This smaller section is located more in the center of the wall, located approximately 170 meters north of the Prayer Plaza. However, the houses of the Muslim Quarter conceal most if of leaving only a small part exposed.
It is located near the Iron Gate to the Temple Mount and almost exactly faces where the Holy of Holies was giving it religious importance.
The Hurva synagogue was constructed in 1864 in what was known as the courtyard of the Ashkenazim.
It became the most important synagogue for Ashkenazi Jews living in the old city. However, it was destroyed by the Jordanian Legion forces during the fall of the Quarter Israel’s War of Independence.
The Hurva Synagogue was re-inaugurated 62 years after its destruction in March of 2010.
The Four Sephardic Synagogues are interconnected and served as the center of the Old City’s Sephardic Community.
Yochanan ben-Zakai and ELiyahu Ha-Navi Synagogues were established first. Later the Kahal Zion and the Istambuli Synagogue, build by Turkish Jews.
During the war of independence, many of the Quarter’s residents sheltered here. After the Six Day War, the Four Synagogues were renovated and prayer was established.
The Ramban Synagogue, is the second oldest active synagogue in the Old City.
It was founded by the scholar and rabbi Nachmanides, otherwise known as Ramban, in 1267.
The City of David is the most ancient part of Jerusalem and is only a short walk from the Western Wall.
It was created by King David began over 3,000 years ago.
Today, this ancient city is a national park and the most important archaeological site in Israel. It has some of the most exciting archaeological finds of the ancient world.
The main area that has been arranged for visitors is on the south side of the Old City near the Dung Gate.
The Broad Wall is an archaeological site that was once Jerusalem’s protective wall during the First Temple period and one of the most important discoveries uncovered in Jerusalem.
Until the discovery of the wall, many scholars believed that the capital of the kings of Judah until the destruction of the Temple was only in the limited area of the City of David.
However, the discovery of the wall in the 1970’s reveled that the city had expanded to include the hill to the west of the Temple Mount.
This proved that the Kingdom of Judea was in fact much larger and greater than previously thought.
The Israelite Tower is an archaeological site that was a significant find since it testifies to the size and strength of Jerusalem during the First Temple period.
The tower is a significant find since it testifies to the size and strength of Jerusalem during the First Temple period.
It also is evidence of Jerusalem’s destruction at the hands of the Babylonians.

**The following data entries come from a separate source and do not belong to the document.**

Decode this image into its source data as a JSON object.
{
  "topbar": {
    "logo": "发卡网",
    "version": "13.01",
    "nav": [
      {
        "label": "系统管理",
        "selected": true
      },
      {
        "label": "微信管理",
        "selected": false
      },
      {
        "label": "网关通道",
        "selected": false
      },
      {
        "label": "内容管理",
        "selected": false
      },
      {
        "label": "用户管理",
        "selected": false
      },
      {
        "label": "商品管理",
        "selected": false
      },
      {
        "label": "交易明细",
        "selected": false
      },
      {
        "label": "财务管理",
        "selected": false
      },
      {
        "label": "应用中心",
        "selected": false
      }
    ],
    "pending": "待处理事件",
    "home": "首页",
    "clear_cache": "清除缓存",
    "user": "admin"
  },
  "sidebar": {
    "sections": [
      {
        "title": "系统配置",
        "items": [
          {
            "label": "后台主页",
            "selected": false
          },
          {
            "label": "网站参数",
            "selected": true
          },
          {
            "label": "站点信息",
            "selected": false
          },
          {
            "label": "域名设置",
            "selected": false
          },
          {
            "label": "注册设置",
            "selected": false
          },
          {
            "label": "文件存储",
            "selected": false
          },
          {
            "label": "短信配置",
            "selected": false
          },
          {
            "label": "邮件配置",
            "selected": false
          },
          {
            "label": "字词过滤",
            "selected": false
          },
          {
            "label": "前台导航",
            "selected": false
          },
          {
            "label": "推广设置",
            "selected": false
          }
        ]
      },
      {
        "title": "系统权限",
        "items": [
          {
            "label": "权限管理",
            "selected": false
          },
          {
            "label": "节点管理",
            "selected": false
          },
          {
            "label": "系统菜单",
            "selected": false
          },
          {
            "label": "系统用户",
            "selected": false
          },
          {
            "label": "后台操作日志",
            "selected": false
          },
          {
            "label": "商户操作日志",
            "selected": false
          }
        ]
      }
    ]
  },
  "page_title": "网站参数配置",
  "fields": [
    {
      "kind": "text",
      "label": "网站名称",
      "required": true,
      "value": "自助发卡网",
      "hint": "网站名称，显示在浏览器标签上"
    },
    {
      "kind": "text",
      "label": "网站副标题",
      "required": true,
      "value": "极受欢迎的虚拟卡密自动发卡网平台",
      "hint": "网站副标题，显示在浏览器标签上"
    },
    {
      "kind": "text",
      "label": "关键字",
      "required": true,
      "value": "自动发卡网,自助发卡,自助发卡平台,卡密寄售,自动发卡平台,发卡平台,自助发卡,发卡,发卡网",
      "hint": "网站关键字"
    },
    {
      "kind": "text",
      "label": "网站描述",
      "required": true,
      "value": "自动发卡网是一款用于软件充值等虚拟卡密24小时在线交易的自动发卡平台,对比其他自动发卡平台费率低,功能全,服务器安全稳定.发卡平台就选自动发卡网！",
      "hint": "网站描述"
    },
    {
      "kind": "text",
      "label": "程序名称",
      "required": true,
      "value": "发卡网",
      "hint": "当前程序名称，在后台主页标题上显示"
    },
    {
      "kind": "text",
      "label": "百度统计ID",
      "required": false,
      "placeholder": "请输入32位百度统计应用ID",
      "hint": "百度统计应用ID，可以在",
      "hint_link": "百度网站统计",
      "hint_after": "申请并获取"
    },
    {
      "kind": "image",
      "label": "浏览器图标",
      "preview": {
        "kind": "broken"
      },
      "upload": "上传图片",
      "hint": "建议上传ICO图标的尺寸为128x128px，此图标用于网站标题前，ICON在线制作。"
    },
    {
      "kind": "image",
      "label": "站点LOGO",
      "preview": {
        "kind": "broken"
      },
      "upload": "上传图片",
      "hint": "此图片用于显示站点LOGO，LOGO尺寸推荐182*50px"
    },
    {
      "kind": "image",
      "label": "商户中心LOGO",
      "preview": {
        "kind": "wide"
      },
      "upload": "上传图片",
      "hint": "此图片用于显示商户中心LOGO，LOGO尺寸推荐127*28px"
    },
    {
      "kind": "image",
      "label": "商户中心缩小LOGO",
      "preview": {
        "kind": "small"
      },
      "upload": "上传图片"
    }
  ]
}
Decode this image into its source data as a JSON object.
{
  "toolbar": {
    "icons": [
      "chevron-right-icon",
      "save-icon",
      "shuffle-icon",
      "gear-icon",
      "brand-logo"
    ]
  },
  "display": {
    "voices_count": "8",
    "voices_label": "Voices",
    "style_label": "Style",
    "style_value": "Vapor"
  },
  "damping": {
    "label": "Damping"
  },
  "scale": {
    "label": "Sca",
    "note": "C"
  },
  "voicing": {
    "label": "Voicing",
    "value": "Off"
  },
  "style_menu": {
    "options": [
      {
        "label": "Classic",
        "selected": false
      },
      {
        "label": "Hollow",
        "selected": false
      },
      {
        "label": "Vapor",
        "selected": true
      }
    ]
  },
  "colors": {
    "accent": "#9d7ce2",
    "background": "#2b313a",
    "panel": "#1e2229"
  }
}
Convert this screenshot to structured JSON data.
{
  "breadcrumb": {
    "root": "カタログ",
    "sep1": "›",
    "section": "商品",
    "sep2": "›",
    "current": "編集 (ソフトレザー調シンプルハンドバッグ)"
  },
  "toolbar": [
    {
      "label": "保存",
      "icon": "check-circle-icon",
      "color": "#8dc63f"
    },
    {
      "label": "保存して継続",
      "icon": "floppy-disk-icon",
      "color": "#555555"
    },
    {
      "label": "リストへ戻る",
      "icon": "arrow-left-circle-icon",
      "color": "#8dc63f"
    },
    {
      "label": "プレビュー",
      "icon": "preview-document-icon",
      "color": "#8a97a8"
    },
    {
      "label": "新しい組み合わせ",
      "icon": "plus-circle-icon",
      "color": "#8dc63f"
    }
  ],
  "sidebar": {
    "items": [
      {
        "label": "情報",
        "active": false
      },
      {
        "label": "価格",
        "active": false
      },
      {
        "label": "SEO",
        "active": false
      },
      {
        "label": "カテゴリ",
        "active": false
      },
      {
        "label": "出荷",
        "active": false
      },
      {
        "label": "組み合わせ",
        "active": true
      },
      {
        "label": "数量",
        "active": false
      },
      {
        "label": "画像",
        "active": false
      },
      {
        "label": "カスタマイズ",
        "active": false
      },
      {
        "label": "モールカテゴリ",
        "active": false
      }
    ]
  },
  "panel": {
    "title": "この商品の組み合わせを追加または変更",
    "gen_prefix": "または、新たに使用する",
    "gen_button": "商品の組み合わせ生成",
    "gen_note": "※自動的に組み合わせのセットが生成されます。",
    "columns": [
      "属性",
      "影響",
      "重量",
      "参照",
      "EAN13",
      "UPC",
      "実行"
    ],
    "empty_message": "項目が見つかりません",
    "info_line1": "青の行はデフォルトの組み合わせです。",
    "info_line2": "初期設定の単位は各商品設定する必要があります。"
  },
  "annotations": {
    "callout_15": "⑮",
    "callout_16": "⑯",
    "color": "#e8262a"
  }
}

HOLY TEMPLE MUSEUM
The Temple Institute is recreates items that were a necessary part of worship in the Jewish Temple.
These items are on display at the Holy Temple Museum, including High Priests garb and 60 sacred vessels created in accordance with biblical requirements.
Also on display is a gold and marble model of the second temple.
AISH HATORAH CENTER
Aish Center overlooks the Western Wall from across the Plaza. They host thousands of visitors annually to free religious lectures given daily, as well as their
The Center is also home to a 1.2-ton model of the Holy Temple which sits on the rooftop terrace overlooking the site where the real Temple once stood.
The model is the largest of its kind, constructed at a scale of 1:60. It also incorporate authentic materials like gold, silver, wood, and Jerusalem stone.
In addition, it features a system that raises the sanctuary section of the Temple. This offers an internal view of key elements such as the Holy of Holies, the Menorah and the Ark of the Covenant